■ **Exercise data**
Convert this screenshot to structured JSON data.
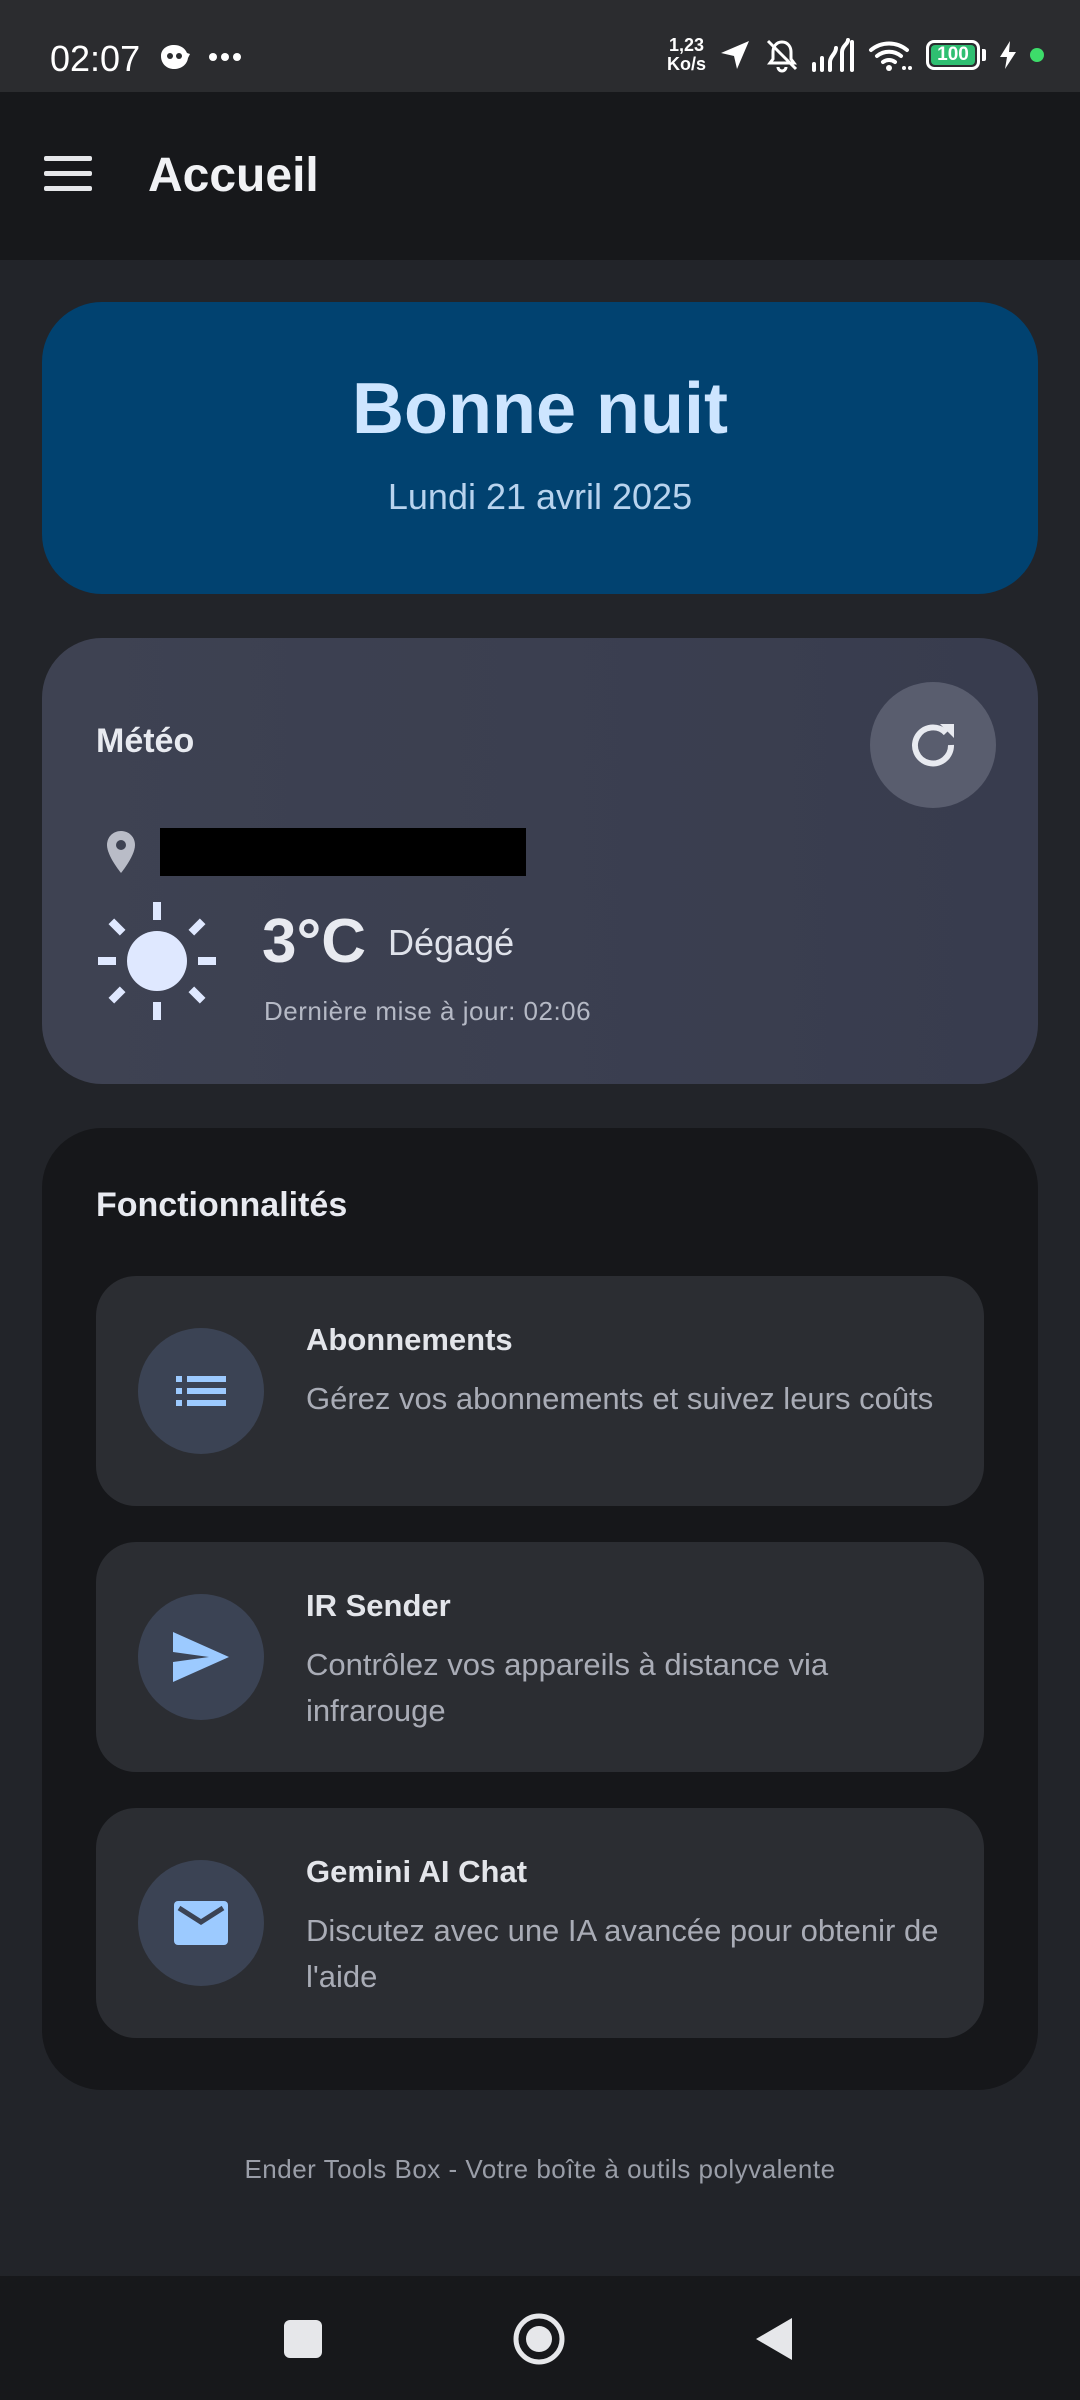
{
  "status_bar": {
    "time": "02:07",
    "net_speed_value": "1,23",
    "net_speed_unit": "Ko/s",
    "battery": "100",
    "icons": [
      "cat-app-icon",
      "more-icon",
      "location-arrow-icon",
      "bell-muted-icon",
      "signal-icon",
      "wifi-icon",
      "battery-icon",
      "charging-icon"
    ]
  },
  "app_bar": {
    "title": "Accueil"
  },
  "greeting": {
    "title": "Bonne nuit",
    "date": "Lundi 21 avril 2025"
  },
  "weather": {
    "title": "Météo",
    "temperature": "3°C",
    "condition": "Dégagé",
    "updated": "Dernière mise à jour: 02:06"
  },
  "features": {
    "title": "Fonctionnalités",
    "items": [
      {
        "name": "Abonnements",
        "description": "Gérez vos abonnements et suivez leurs coûts",
        "icon": "list-icon"
      },
      {
        "name": "IR Sender",
        "description": "Contrôlez vos appareils à distance via infrarouge",
        "icon": "send-icon"
      },
      {
        "name": "Gemini AI Chat",
        "description": "Discutez avec une IA avancée pour obtenir de l'aide",
        "icon": "mail-icon"
      }
    ]
  },
  "footer": "Ender Tools Box - Votre boîte à outils polyvalente",
  "colors": {
    "greeting_bg": "#014270",
    "accent_icon": "#9ccaff",
    "battery_green": "#2fbf71"
  }
}
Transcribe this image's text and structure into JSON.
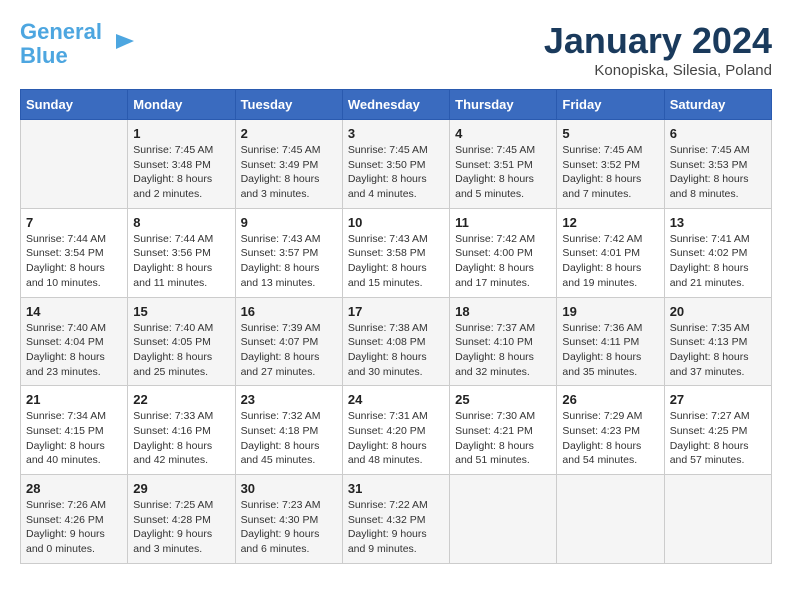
{
  "logo": {
    "line1": "General",
    "line2": "Blue"
  },
  "title": "January 2024",
  "location": "Konopiska, Silesia, Poland",
  "days_of_week": [
    "Sunday",
    "Monday",
    "Tuesday",
    "Wednesday",
    "Thursday",
    "Friday",
    "Saturday"
  ],
  "weeks": [
    [
      {
        "day": "",
        "info": ""
      },
      {
        "day": "1",
        "info": "Sunrise: 7:45 AM\nSunset: 3:48 PM\nDaylight: 8 hours\nand 2 minutes."
      },
      {
        "day": "2",
        "info": "Sunrise: 7:45 AM\nSunset: 3:49 PM\nDaylight: 8 hours\nand 3 minutes."
      },
      {
        "day": "3",
        "info": "Sunrise: 7:45 AM\nSunset: 3:50 PM\nDaylight: 8 hours\nand 4 minutes."
      },
      {
        "day": "4",
        "info": "Sunrise: 7:45 AM\nSunset: 3:51 PM\nDaylight: 8 hours\nand 5 minutes."
      },
      {
        "day": "5",
        "info": "Sunrise: 7:45 AM\nSunset: 3:52 PM\nDaylight: 8 hours\nand 7 minutes."
      },
      {
        "day": "6",
        "info": "Sunrise: 7:45 AM\nSunset: 3:53 PM\nDaylight: 8 hours\nand 8 minutes."
      }
    ],
    [
      {
        "day": "7",
        "info": "Sunrise: 7:44 AM\nSunset: 3:54 PM\nDaylight: 8 hours\nand 10 minutes."
      },
      {
        "day": "8",
        "info": "Sunrise: 7:44 AM\nSunset: 3:56 PM\nDaylight: 8 hours\nand 11 minutes."
      },
      {
        "day": "9",
        "info": "Sunrise: 7:43 AM\nSunset: 3:57 PM\nDaylight: 8 hours\nand 13 minutes."
      },
      {
        "day": "10",
        "info": "Sunrise: 7:43 AM\nSunset: 3:58 PM\nDaylight: 8 hours\nand 15 minutes."
      },
      {
        "day": "11",
        "info": "Sunrise: 7:42 AM\nSunset: 4:00 PM\nDaylight: 8 hours\nand 17 minutes."
      },
      {
        "day": "12",
        "info": "Sunrise: 7:42 AM\nSunset: 4:01 PM\nDaylight: 8 hours\nand 19 minutes."
      },
      {
        "day": "13",
        "info": "Sunrise: 7:41 AM\nSunset: 4:02 PM\nDaylight: 8 hours\nand 21 minutes."
      }
    ],
    [
      {
        "day": "14",
        "info": "Sunrise: 7:40 AM\nSunset: 4:04 PM\nDaylight: 8 hours\nand 23 minutes."
      },
      {
        "day": "15",
        "info": "Sunrise: 7:40 AM\nSunset: 4:05 PM\nDaylight: 8 hours\nand 25 minutes."
      },
      {
        "day": "16",
        "info": "Sunrise: 7:39 AM\nSunset: 4:07 PM\nDaylight: 8 hours\nand 27 minutes."
      },
      {
        "day": "17",
        "info": "Sunrise: 7:38 AM\nSunset: 4:08 PM\nDaylight: 8 hours\nand 30 minutes."
      },
      {
        "day": "18",
        "info": "Sunrise: 7:37 AM\nSunset: 4:10 PM\nDaylight: 8 hours\nand 32 minutes."
      },
      {
        "day": "19",
        "info": "Sunrise: 7:36 AM\nSunset: 4:11 PM\nDaylight: 8 hours\nand 35 minutes."
      },
      {
        "day": "20",
        "info": "Sunrise: 7:35 AM\nSunset: 4:13 PM\nDaylight: 8 hours\nand 37 minutes."
      }
    ],
    [
      {
        "day": "21",
        "info": "Sunrise: 7:34 AM\nSunset: 4:15 PM\nDaylight: 8 hours\nand 40 minutes."
      },
      {
        "day": "22",
        "info": "Sunrise: 7:33 AM\nSunset: 4:16 PM\nDaylight: 8 hours\nand 42 minutes."
      },
      {
        "day": "23",
        "info": "Sunrise: 7:32 AM\nSunset: 4:18 PM\nDaylight: 8 hours\nand 45 minutes."
      },
      {
        "day": "24",
        "info": "Sunrise: 7:31 AM\nSunset: 4:20 PM\nDaylight: 8 hours\nand 48 minutes."
      },
      {
        "day": "25",
        "info": "Sunrise: 7:30 AM\nSunset: 4:21 PM\nDaylight: 8 hours\nand 51 minutes."
      },
      {
        "day": "26",
        "info": "Sunrise: 7:29 AM\nSunset: 4:23 PM\nDaylight: 8 hours\nand 54 minutes."
      },
      {
        "day": "27",
        "info": "Sunrise: 7:27 AM\nSunset: 4:25 PM\nDaylight: 8 hours\nand 57 minutes."
      }
    ],
    [
      {
        "day": "28",
        "info": "Sunrise: 7:26 AM\nSunset: 4:26 PM\nDaylight: 9 hours\nand 0 minutes."
      },
      {
        "day": "29",
        "info": "Sunrise: 7:25 AM\nSunset: 4:28 PM\nDaylight: 9 hours\nand 3 minutes."
      },
      {
        "day": "30",
        "info": "Sunrise: 7:23 AM\nSunset: 4:30 PM\nDaylight: 9 hours\nand 6 minutes."
      },
      {
        "day": "31",
        "info": "Sunrise: 7:22 AM\nSunset: 4:32 PM\nDaylight: 9 hours\nand 9 minutes."
      },
      {
        "day": "",
        "info": ""
      },
      {
        "day": "",
        "info": ""
      },
      {
        "day": "",
        "info": ""
      }
    ]
  ]
}
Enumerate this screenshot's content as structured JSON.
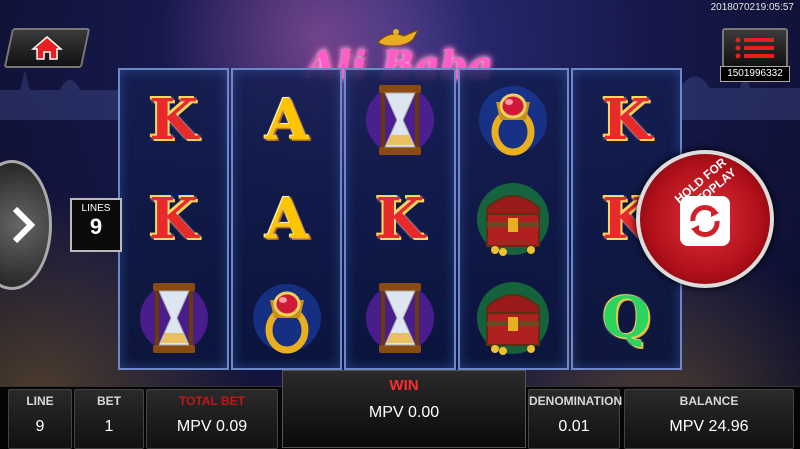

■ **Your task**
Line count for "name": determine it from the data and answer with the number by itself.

■ **Task result**
3